_The problem_
Copy all of the records exactly.
◇ ◇ ◇ ◇ ◇
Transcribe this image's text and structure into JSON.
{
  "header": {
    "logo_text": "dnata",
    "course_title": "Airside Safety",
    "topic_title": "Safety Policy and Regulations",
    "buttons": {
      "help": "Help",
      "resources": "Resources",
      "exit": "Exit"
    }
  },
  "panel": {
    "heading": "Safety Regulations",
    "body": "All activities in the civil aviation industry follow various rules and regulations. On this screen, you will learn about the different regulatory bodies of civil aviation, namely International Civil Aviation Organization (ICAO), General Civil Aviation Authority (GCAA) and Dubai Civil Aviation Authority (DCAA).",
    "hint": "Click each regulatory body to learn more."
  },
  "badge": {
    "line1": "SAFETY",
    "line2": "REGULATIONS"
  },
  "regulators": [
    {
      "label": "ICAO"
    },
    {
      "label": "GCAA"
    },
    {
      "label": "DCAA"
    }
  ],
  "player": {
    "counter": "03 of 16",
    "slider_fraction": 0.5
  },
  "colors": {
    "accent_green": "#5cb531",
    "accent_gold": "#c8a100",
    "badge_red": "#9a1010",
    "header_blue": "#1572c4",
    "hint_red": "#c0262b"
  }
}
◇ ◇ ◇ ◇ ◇
_Output of the exercise_
Transcribe this image's text and structure into JSON.
{
  "header": {
    "logo_text": "dnata",
    "course_title": "Airside Safety",
    "topic_title": "Safety Policy and Regulations",
    "buttons": {
      "help": "Help",
      "resources": "Resources",
      "exit": "Exit"
    }
  },
  "panel": {
    "heading": "Safety Regulations",
    "body": "All activities in the civil aviation industry follow various rules and regulations. On this screen, you will learn about the different regulatory bodies of civil aviation, namely International Civil Aviation Organization (ICAO), General Civil Aviation Authority (GCAA) and Dubai Civil Aviation Authority (DCAA).",
    "hint": "Click each regulatory body to learn more."
  },
  "badge": {
    "line1": "SAFETY",
    "line2": "REGULATIONS"
  },
  "regulators": [
    {
      "label": "ICAO"
    },
    {
      "label": "GCAA"
    },
    {
      "label": "DCAA"
    }
  ],
  "player": {
    "counter": "03 of 16",
    "slider_fraction": 0.5
  },
  "colors": {
    "accent_green": "#5cb531",
    "accent_gold": "#c8a100",
    "badge_red": "#9a1010",
    "header_blue": "#1572c4",
    "hint_red": "#c0262b"
  }
}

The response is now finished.